Outside of work, Tab enjoys fishing and golfing, although the rain and heat in Texas keep him busy mowing his lawn. Tab also enjoys visiting his father nearby to help on their family farm.
The FEI has published its Policy for Enhanced Competition Safety during the COVID-19 pandemic, aimed at assisting organizers and national federations with the safe resumption of international equestrian events in line with national and local restrictions.
The United States Eventing Association (USEA) has approved additional modifications to the qualification period for the 2020 USEA American Eventing Championships (AEC) presented by Nutrena Feeds. The AEC is scheduled to take place August 25-30, 2020 at the Kentucky Horse Park in Lexington, Kentucky, and the USEA is doing everything possible to ensure a safe and successful Championship, while also ensuring fair opportunities for all.
This article will be updated to include statements as they are released from upcoming USEA recognized events regarding actions they are taking due to the coronavirus (COVID-19).
This has been a difficult decision, but with the current pandemic situation at hand, we feel that this is the correct and ‘common sense’ direction to take. We are developing a plan to host a shorter, smaller, and more focused competition. We will be using state and local protocols to help guide us through this.
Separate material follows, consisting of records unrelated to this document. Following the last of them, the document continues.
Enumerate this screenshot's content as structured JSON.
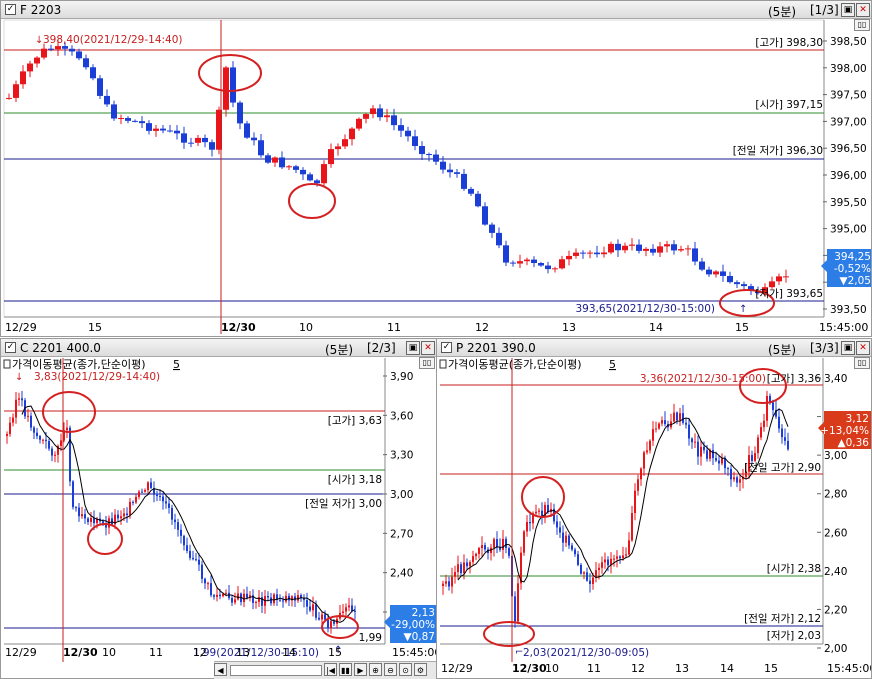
{
  "panels": {
    "f": {
      "title": "F 2203",
      "period": "(5분)",
      "page": "[1/3]",
      "yticks": [
        "398,50",
        "398,00",
        "397,50",
        "397,00",
        "396,50",
        "396,00",
        "395,50",
        "395,00",
        "394,50",
        "394,00",
        "393,50"
      ],
      "xticks": [
        "12/29",
        "15",
        "12/30",
        "10",
        "11",
        "12",
        "13",
        "14",
        "15",
        "15:45:00"
      ],
      "annotations": {
        "high_mark": "398,40(2021/12/29-14:40)",
        "high": "[고가] 398,30",
        "open": "[시가] 397,15",
        "prev_low": "[전일 저가] 396,30",
        "low": "[저가] 393,65",
        "low_mark": "393,65(2021/12/30-15:00)"
      },
      "badge": {
        "price": "394,25",
        "pct": "-0,52%",
        "chg": "▼2,05"
      }
    },
    "c": {
      "title": "C 2201  400.0",
      "period": "(5분)",
      "page": "[2/3]",
      "ma_label": "가격이동평균(종가,단순이평)",
      "ma_period": "5",
      "yticks": [
        "3,90",
        "3,60",
        "3,30",
        "3,00",
        "2,70",
        "2,40",
        "2,10"
      ],
      "xticks": [
        "12/29",
        "12/30",
        "10",
        "11",
        "12",
        "13",
        "14",
        "15",
        "15:45:00"
      ],
      "annotations": {
        "high_mark": "3,83(2021/12/29-14:40)",
        "high": "[고가] 3,63",
        "open": "[시가] 3,18",
        "prev_low": "[전일 저가] 3,00",
        "low": "1,99",
        "low_mark": "1,99(2021/12/30-15:10)"
      },
      "badge": {
        "price": "2,13",
        "pct": "-29,00%",
        "chg": "▼0,87"
      }
    },
    "p": {
      "title": "P 2201  390.0",
      "period": "(5분)",
      "page": "[3/3]",
      "ma_label": "가격이동평균(종가,단순이평)",
      "ma_period": "5",
      "yticks": [
        "3,40",
        "3,20",
        "3,00",
        "2,80",
        "2,60",
        "2,40",
        "2,20",
        "2,00"
      ],
      "xticks": [
        "12/29",
        "12/30",
        "10",
        "11",
        "12",
        "13",
        "14",
        "15",
        "15:45:00"
      ],
      "annotations": {
        "high_mark": "3,36(2021/12/30-15:00)",
        "high": "[고가] 3,36",
        "prev_high": "[전일 고가] 2,90",
        "open": "[시가] 2,38",
        "prev_low": "[전일 저가] 2,12",
        "low": "[저가] 2,03",
        "low_mark": "2,03(2021/12/30-09:05)"
      },
      "badge": {
        "price": "3,12",
        "pct": "+13,04%",
        "chg": "▲0,36"
      }
    }
  },
  "colors": {
    "up": "#e8161a",
    "down": "#1b3fd6",
    "hline_red": "#c81e1e",
    "hline_blue": "#1a1a8c",
    "hline_green": "#2e8b2e"
  }
}
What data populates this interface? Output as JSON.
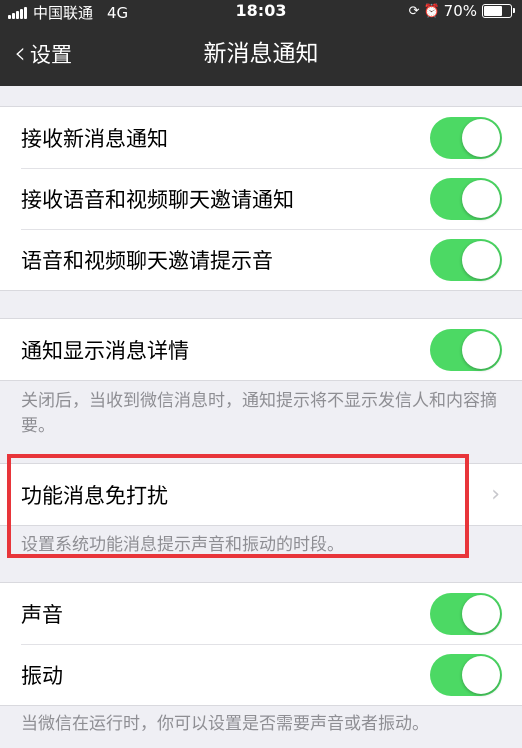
{
  "status": {
    "carrier": "中国联通",
    "network": "4G",
    "time": "18:03",
    "battery": "70%",
    "battery_level": 0.7,
    "icons": [
      "lock-rotation-icon",
      "alarm-icon"
    ]
  },
  "nav": {
    "back_label": "设置",
    "title": "新消息通知"
  },
  "group1": [
    {
      "label": "接收新消息通知",
      "on": true
    },
    {
      "label": "接收语音和视频聊天邀请通知",
      "on": true
    },
    {
      "label": "语音和视频聊天邀请提示音",
      "on": true
    }
  ],
  "group2": {
    "label": "通知显示消息详情",
    "on": true,
    "note": "关闭后，当收到微信消息时，通知提示将不显示发信人和内容摘要。"
  },
  "group3": {
    "label": "功能消息免打扰",
    "note": "设置系统功能消息提示声音和振动的时段。"
  },
  "group4": [
    {
      "label": "声音",
      "on": true
    },
    {
      "label": "振动",
      "on": true
    }
  ],
  "footer_note": "当微信在运行时，你可以设置是否需要声音或者振动。",
  "colors": {
    "toggle_on": "#4cd964",
    "navbar": "#2e2e2e",
    "background": "#efeff4",
    "highlight": "#e8353a"
  }
}
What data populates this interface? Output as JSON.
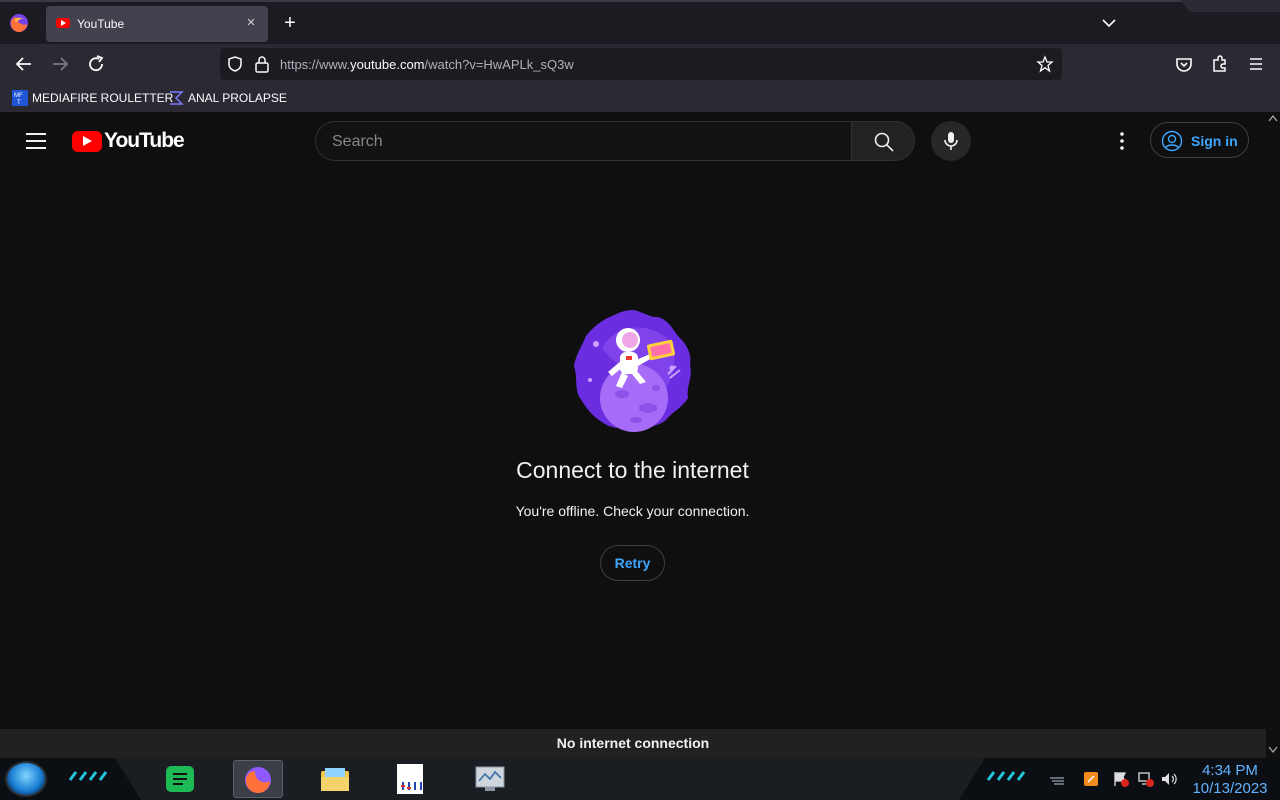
{
  "browser": {
    "tab": {
      "title": "YouTube",
      "close": "×"
    },
    "new_tab": "+",
    "url_prefix": "https://www.",
    "url_host": "youtube.com",
    "url_path": "/watch?v=HwAPLk_sQ3w",
    "bookmarks": [
      {
        "label": "MEDIAFIRE ROULETTER",
        "icon": "mediafire-icon"
      },
      {
        "label": "ANAL PROLAPSE",
        "icon": "sigma-icon"
      }
    ]
  },
  "youtube": {
    "logo_text": "YouTube",
    "search_placeholder": "Search",
    "signin_label": "Sign in",
    "offline_title": "Connect to the internet",
    "offline_subtitle": "You're offline. Check your connection.",
    "retry_label": "Retry",
    "banner": "No internet connection"
  },
  "taskbar": {
    "time": "4:34 PM",
    "date": "10/13/2023",
    "apps": [
      "spotify-icon",
      "firefox-icon",
      "file-explorer-icon",
      "document-icon",
      "monitor-icon"
    ]
  },
  "colors": {
    "accent": "#3ea6ff",
    "brand": "#ff0000",
    "clock": "#63b3ff"
  }
}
Safety is paramount at Rebecca Farm, for both equine and human participants.